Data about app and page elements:

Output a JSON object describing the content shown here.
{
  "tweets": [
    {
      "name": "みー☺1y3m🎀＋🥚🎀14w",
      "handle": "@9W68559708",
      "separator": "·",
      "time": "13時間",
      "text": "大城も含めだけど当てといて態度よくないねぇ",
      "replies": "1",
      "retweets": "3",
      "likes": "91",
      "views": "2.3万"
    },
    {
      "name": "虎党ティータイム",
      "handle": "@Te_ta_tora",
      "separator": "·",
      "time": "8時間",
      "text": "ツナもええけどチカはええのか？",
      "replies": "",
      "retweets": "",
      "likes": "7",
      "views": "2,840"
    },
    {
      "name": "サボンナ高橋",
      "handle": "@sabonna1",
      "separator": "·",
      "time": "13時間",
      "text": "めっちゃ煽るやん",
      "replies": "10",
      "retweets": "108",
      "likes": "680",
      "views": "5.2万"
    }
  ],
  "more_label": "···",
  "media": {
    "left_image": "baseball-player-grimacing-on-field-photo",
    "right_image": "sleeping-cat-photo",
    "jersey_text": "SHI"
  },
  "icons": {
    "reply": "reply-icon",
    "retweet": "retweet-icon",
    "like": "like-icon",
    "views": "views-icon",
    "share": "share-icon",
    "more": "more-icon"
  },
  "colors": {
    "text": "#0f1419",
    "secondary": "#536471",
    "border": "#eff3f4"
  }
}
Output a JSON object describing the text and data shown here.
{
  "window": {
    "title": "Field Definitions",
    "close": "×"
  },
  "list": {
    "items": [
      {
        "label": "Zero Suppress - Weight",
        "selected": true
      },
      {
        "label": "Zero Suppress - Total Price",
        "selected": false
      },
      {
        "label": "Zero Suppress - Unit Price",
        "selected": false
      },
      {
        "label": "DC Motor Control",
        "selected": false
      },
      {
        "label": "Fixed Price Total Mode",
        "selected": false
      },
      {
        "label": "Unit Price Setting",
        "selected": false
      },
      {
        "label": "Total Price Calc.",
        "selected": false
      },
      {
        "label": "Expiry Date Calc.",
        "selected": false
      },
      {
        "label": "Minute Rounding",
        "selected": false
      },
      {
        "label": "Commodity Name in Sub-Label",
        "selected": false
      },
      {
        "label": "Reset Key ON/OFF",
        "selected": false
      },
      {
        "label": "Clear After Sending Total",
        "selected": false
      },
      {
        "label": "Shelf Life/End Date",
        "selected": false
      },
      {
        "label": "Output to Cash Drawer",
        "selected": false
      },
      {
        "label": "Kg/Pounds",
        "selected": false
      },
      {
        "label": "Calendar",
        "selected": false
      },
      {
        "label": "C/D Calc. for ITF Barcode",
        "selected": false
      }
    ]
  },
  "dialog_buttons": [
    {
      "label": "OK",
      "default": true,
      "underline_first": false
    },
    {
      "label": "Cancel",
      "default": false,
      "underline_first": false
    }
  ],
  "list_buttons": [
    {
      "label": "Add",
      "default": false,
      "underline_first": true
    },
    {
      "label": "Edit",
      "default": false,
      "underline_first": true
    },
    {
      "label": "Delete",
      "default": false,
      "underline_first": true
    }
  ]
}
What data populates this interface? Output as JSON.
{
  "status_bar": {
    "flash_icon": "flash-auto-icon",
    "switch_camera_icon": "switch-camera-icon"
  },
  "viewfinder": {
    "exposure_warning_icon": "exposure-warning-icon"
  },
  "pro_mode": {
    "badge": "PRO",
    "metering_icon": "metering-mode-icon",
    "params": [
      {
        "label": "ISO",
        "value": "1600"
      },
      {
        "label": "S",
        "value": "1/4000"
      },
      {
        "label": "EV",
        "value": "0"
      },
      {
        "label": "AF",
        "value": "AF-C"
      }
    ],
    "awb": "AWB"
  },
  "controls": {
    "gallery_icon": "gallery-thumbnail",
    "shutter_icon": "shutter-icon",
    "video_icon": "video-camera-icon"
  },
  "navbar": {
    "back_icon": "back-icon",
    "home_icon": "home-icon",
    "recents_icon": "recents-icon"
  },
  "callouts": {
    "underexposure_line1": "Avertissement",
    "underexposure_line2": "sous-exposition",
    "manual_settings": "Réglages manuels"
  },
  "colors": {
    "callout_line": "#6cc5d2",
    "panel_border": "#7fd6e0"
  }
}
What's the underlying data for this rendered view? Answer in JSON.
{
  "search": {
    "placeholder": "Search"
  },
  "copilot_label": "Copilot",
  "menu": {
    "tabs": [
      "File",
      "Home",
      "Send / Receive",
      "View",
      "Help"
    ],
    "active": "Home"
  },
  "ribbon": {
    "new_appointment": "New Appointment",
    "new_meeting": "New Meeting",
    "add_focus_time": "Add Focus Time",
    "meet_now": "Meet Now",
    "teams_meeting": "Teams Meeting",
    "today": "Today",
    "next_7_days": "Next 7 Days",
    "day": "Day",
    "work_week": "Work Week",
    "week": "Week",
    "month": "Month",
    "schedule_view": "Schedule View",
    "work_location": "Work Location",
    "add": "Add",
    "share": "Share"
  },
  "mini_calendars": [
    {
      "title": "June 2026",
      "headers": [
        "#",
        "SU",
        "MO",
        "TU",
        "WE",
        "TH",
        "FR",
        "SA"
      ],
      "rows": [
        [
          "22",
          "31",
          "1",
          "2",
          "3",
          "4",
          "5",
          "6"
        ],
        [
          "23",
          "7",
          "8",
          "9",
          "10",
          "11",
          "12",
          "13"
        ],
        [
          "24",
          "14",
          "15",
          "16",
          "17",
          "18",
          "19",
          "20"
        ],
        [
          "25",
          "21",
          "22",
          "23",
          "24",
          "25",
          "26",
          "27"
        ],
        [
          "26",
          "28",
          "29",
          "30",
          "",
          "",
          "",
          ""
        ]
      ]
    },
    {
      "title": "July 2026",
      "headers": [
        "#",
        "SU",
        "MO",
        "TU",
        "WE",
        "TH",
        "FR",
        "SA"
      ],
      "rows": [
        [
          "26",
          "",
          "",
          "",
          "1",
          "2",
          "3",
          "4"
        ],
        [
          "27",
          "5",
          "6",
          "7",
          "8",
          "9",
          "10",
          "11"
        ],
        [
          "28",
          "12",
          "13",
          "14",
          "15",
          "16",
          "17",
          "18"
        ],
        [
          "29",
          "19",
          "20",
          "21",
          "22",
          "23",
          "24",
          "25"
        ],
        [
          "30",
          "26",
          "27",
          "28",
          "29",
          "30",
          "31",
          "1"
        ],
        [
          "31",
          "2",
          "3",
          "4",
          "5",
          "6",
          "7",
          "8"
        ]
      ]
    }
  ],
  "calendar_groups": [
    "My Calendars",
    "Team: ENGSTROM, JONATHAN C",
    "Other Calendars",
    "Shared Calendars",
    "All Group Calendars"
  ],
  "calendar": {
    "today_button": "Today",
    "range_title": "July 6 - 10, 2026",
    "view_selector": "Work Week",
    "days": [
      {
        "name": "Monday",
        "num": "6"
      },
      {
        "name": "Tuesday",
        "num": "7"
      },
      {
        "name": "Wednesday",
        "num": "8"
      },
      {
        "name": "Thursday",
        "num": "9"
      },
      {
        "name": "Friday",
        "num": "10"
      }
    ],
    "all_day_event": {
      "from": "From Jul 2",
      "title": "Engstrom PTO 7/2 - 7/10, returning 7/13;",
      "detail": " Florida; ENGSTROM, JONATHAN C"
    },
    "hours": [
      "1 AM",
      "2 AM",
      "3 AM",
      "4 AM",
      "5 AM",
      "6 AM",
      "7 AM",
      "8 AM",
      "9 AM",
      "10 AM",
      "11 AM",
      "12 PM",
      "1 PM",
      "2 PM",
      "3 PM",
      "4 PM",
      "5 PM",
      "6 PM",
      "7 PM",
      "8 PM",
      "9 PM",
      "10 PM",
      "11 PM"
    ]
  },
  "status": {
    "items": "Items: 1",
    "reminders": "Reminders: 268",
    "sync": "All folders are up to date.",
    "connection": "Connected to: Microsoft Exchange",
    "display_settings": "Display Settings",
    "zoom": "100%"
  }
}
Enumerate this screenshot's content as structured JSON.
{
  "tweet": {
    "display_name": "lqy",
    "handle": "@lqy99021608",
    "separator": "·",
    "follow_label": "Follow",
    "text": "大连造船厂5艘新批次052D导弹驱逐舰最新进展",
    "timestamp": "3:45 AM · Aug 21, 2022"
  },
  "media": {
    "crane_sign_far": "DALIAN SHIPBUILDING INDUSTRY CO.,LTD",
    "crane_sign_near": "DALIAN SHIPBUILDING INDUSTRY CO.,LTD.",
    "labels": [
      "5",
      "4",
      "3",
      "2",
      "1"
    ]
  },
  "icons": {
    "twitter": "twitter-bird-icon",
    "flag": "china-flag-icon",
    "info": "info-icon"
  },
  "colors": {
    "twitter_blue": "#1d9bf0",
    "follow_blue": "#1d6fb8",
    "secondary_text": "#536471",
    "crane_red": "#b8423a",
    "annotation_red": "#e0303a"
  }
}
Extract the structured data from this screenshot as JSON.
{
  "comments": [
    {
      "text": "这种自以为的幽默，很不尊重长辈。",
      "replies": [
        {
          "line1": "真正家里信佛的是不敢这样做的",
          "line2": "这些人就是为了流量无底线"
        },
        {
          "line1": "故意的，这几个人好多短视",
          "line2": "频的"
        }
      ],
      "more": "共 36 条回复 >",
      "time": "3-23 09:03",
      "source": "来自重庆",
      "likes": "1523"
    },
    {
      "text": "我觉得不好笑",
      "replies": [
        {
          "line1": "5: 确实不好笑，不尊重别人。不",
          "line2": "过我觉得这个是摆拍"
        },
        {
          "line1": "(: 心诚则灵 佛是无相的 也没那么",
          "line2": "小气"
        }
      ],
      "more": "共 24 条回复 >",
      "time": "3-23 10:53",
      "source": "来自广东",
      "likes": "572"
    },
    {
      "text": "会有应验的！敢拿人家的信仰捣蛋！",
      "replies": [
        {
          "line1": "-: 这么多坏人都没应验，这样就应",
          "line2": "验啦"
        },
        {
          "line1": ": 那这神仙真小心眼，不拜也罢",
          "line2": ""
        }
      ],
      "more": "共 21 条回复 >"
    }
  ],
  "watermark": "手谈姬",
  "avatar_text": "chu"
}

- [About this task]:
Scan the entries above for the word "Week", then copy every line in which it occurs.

- [Response area]:
    "work_week": "Work Week",
    "week": "Week",
    "view_selector": "Work Week",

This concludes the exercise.